Wednesday was the first practice in which Griffin's participation was listed as full since he dislocated his left ankle in Week 2, yet Gruden's overall message remained the same: Griffin still needs to show a comfort level in the huddle and a mental command of the offense to get back on the field.

"Last week was more of a 'introducing' him. This week's more about getting him more reps with the 1s, a little bit more, and seeing how he handles it," Gruden told reporters after practice. "The doctors will continue to monitor him through each drill, through each movement, see how he's doing, then I'll have to decide whether he's ready from a mental quarterback standpoint."

Brent back on the field

Dallas defensive tackle Josh Brent has returned to the practice field for the first time since his drunken-driving crash that killed teammate Jerry Brown in 2012.

Brent did light work on the side Wednesday, the first day he was eligible to practice because of NFL restrictions related to his 10-game suspension over an intoxication manslaughter conviction in January.

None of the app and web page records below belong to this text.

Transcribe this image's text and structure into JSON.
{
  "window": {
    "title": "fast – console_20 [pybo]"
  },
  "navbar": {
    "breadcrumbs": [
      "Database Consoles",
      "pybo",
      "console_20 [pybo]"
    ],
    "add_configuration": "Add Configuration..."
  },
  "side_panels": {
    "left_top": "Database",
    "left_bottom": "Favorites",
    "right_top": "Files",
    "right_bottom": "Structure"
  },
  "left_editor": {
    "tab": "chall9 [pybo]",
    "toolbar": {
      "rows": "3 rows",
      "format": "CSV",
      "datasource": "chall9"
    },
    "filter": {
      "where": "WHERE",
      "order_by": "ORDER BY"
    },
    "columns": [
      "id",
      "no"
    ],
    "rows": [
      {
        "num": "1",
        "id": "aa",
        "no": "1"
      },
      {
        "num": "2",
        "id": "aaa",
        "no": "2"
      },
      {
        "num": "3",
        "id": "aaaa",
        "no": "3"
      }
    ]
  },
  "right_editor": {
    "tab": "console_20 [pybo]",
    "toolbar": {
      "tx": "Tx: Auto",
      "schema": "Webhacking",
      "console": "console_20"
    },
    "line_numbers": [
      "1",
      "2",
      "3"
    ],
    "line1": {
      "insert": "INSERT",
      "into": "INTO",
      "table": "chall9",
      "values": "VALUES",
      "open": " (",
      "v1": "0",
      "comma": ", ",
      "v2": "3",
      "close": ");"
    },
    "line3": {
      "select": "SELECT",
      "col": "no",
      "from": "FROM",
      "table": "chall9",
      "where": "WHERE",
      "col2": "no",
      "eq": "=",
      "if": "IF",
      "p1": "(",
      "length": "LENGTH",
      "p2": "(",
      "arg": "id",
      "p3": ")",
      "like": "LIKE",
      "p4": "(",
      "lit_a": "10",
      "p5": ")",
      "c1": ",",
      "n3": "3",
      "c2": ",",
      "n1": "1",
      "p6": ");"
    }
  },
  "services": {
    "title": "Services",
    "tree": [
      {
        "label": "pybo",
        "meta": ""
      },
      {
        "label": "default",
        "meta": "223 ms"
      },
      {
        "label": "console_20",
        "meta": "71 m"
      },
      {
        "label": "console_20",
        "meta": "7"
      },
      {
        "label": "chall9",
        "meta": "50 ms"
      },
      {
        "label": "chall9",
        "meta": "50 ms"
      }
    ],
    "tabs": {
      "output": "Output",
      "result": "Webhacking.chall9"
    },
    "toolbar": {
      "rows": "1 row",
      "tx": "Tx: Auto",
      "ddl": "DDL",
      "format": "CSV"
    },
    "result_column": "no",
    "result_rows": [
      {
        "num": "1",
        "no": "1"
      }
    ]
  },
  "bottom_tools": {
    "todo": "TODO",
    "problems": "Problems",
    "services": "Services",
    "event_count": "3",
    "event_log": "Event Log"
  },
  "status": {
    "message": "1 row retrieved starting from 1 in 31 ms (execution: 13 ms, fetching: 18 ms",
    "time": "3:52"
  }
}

The first possible game for Brent is Nov. 23 at the New York Giants, but coach Jason Garrett hasn't said when Brent might be ready to play.

Brent's last game was Dec. 2, 2012, against Philadelphia, six days before the fatal crash in the Dallas suburb of Irving. He was sentenced to 180 days in jail after a 10-year prison term was suspended.

Chargers RB cleared

Chargers running back Donald Brown has been cleared to return to practice after missing three games with a concussion.

Brown practiced Wednesday for the first time since being injured in a victory against the New York Jets on Oct. 5.

"It's something you don't want to mess with. You never wish it on everybody," Brown said. "The tough part is there's no treatment for it, it's just time. During the season, time is of the essence. Unfortunately, I had to sit out three games."

Brown returns as the Chargers (5-3) are trying to end a two-game losing streak.

They visit Miami on Sunday, where the Chargers are 0-7 since their epic overtime playoff victory following the 1981 season.